In Lebanon, the health system is highly privatised and fragmented, and free medical services are almost non-existent. Ensuring free access to high-quality general and specialist healthcare has been MSF’s main objective since 2008.

Bekaa Valley 

In Bekaa Valley, an area with a dense Syrian refugee population, we run general healthcare services in Arsal, Hermel, Baalbek and Majdal Anjar clinics. We treat chronic non-communicable diseases and provide mental health support and sexual and reproductive healthcare services, with a focus on mother and child health in Madjal Anjar and Arsal. In 2019, MSF partnered with the Ministry of Public Health to implement part of its national mental health strategy by extending World Health Organization (WHO) Mental Health Gap Action Programme activities to our Hermel and Arsal clinics. The programme, known as mhGAP, aims to guarantee access to treatment for mental health disorders to more people, with general practitioners supervised and supported by psychiatrists.  

We also run a specialised paediatrics programme in Zahle that includes emergency consultations, paediatric intensive care and treatment for thalassemia at Elias Hraoui governmental hospital. 

In Bar Elias, we provide care for severe wounds, with a focus on burns patients, and essential elective surgery for adults and children.

Northern Lebanon and Akkar 

In Wadi Khaled, we offer general healthcare for vulnerable local communities, including mental health support, treatment for chronic non-communicable diseases, and paediatrics.

Our teams in Tripoli and Al-Abdeh continue to provide treatment for chronic non-communicable diseases, family planning services and mental healthcare. As in Bekaa, we are partnering with the  Ministry of Public Health to implement the WHO mhGAP programme.

In 2019, we initiated new operational research to test the feasibility of using a fixed-dose combination medication for patients with cardiovascular disease, particularly those living in a refugee setting.

South Beirut  

Our services in South Beirut include sexual and reproductive healthcare, treatment for chronic non-communicable diseases and mental health consultations, in Shatila refugee camp and at our family clinic in Burj Barajneh camp. We also offer maternity services in our birth centre in Rafik Hariri University hospital. 

South Lebanon  

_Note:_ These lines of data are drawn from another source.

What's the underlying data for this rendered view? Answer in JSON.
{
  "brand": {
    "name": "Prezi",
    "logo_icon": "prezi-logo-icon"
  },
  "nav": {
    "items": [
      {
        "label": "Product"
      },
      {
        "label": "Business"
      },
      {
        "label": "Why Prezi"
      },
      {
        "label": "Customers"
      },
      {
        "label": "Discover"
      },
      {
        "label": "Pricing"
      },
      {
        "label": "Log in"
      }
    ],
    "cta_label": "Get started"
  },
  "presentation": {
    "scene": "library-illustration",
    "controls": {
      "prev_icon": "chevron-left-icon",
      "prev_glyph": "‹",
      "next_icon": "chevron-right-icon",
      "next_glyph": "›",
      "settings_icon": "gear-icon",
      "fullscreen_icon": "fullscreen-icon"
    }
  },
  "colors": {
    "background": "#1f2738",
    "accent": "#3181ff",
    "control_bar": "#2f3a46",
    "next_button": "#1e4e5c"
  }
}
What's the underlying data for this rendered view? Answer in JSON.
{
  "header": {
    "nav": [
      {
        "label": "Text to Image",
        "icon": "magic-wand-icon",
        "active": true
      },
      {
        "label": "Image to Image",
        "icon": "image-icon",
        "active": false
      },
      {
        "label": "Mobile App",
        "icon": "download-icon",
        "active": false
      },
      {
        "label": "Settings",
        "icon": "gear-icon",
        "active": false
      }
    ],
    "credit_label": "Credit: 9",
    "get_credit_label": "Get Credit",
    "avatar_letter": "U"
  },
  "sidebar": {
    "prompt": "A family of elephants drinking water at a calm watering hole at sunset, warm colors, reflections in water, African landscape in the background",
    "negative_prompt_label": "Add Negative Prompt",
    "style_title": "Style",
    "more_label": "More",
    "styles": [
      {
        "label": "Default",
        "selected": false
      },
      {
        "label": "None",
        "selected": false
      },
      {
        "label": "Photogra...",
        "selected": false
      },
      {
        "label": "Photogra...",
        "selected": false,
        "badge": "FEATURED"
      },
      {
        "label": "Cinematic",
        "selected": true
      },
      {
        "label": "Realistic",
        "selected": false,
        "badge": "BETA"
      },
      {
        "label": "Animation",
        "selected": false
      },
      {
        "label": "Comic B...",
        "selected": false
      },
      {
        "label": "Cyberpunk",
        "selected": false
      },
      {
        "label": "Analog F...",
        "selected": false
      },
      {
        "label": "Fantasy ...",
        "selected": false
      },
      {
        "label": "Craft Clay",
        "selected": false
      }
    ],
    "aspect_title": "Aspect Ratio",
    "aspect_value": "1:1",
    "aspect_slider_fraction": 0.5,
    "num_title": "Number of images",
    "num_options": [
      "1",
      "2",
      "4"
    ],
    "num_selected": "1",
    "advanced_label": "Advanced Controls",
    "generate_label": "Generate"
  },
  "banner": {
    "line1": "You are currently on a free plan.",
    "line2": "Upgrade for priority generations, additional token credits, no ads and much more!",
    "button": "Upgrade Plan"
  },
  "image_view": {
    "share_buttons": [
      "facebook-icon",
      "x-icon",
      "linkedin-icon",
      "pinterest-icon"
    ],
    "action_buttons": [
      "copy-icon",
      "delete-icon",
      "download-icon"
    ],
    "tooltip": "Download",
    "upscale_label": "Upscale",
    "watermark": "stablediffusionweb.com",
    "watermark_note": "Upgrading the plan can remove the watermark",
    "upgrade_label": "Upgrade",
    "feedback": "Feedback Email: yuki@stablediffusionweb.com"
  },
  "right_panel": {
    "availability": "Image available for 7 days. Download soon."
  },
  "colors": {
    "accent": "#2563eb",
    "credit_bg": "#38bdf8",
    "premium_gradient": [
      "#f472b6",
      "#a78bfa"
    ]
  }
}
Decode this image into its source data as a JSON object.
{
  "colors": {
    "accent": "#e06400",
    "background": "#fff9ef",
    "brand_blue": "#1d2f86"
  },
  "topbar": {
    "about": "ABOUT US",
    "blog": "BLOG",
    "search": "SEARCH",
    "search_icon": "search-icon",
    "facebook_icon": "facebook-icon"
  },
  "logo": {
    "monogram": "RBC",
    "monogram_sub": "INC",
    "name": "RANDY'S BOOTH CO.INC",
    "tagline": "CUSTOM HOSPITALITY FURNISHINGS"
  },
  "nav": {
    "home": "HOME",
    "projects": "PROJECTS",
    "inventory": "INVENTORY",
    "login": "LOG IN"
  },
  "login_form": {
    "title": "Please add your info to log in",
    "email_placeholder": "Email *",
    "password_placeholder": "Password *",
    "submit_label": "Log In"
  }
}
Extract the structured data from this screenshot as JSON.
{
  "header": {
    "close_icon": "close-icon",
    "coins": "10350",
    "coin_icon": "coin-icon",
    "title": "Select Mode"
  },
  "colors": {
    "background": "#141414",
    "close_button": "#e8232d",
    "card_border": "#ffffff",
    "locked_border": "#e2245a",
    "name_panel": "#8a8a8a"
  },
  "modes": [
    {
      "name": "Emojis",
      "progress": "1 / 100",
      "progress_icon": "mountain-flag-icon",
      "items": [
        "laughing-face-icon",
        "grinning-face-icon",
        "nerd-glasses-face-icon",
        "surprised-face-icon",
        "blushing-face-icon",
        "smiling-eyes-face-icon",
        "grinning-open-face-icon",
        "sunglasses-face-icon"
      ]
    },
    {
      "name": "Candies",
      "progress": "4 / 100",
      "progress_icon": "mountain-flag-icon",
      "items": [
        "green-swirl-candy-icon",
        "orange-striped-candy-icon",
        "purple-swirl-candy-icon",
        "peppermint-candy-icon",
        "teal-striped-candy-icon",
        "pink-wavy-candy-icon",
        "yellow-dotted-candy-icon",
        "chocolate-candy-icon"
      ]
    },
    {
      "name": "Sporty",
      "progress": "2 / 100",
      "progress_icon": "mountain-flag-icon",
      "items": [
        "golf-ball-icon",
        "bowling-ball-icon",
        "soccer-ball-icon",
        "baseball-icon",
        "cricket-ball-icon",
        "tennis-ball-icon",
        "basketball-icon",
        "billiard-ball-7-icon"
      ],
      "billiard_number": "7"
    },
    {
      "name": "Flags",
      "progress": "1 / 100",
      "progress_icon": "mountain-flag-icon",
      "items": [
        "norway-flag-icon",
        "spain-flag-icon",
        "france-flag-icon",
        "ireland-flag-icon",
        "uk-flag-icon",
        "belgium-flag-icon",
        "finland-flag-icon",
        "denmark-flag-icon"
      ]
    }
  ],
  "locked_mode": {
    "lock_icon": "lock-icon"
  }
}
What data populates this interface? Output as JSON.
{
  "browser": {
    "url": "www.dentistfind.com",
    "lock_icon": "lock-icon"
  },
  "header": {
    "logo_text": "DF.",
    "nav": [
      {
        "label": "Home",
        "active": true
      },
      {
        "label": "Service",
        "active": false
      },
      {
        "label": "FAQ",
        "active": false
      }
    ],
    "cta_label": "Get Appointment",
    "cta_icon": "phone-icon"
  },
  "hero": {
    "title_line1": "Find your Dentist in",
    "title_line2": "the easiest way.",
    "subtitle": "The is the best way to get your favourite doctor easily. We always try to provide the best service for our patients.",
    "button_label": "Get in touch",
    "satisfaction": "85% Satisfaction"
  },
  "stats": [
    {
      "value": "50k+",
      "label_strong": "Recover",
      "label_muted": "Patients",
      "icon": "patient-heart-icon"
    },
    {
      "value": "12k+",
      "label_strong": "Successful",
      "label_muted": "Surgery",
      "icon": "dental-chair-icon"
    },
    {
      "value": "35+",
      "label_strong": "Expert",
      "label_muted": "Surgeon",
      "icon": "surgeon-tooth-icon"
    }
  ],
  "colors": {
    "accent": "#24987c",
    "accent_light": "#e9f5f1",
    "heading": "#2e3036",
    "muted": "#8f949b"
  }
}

Our team in Ein Al-Hilweh, one of the most populated Palestinian refugee camps, operate a home-based care programme for patients with chronic non-communicable diseases and support medical personnel in the camp with emergency response training to enable them to stabilise patients with violence-related injuries.

 

COVID-19 Coronavirus

Most of the world's countries have reported cases of coronavirus disease COVID-19 and MSF teams in over 70 countries are now racing to respond to the pandemic.  

Find out more